U.S. Classification73/313, 73/290.00R
International ClassificationG01F23/68, G01F23/60, B60K15/077, F02M37/00, G01F23/30
Cooperative ClassificationG01F23/683
European ClassificationG01F23/68A
Legal Events
DateCodeEventDescription
Dec 12, 2012FPAYFee payment
Year of fee payment: 8
Dec 11, 2008FPAYFee payment
Year of fee payment: 4

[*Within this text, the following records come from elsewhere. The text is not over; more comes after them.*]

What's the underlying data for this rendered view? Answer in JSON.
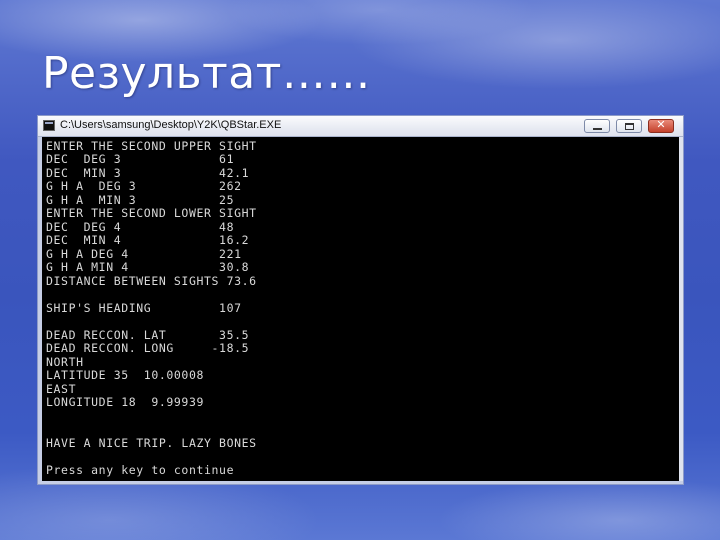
{
  "slide": {
    "title": "Результат……"
  },
  "window": {
    "title": "C:\\Users\\samsung\\Desktop\\Y2K\\QBStar.EXE"
  },
  "console": {
    "lines": [
      "ENTER THE SECOND UPPER SIGHT",
      "DEC  DEG 3             61",
      "DEC  MIN 3             42.1",
      "G H A  DEG 3           262",
      "G H A  MIN 3           25",
      "ENTER THE SECOND LOWER SIGHT",
      "DEC  DEG 4             48",
      "DEC  MIN 4             16.2",
      "G H A DEG 4            221",
      "G H A MIN 4            30.8",
      "DISTANCE BETWEEN SIGHTS 73.6",
      "",
      "SHIP'S HEADING         107",
      "",
      "DEAD RECCON. LAT       35.5",
      "DEAD RECCON. LONG     -18.5",
      "NORTH",
      "LATITUDE 35  10.00008",
      "EAST",
      "LONGITUDE 18  9.99939",
      "",
      "",
      "HAVE A NICE TRIP. LAZY BONES",
      "",
      "Press any key to continue"
    ]
  }
}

Jul 11, 2003ASAssignment
Owner name: HONDA GIKEN KOGYO KABUSHIKI KAISHA, JAPAN
Free format text: ASSIGNMENT OF ASSIGNORS INTEREST;ASSIGNOR:KOIKE, MAKOTO;REEL/FRAME:015528/0874
Effective date: 20030623
Owner name: HONDA GIKEN KOGYO KABUSHIKI KAISHA 1-1, MINAMIAOYA
Free format text: ASSIGNMENT OF ASSIGNORS INTEREST;ASSIGNOR:KOIKE, MAKOTO /AR;REEL/FRAME:015528/0874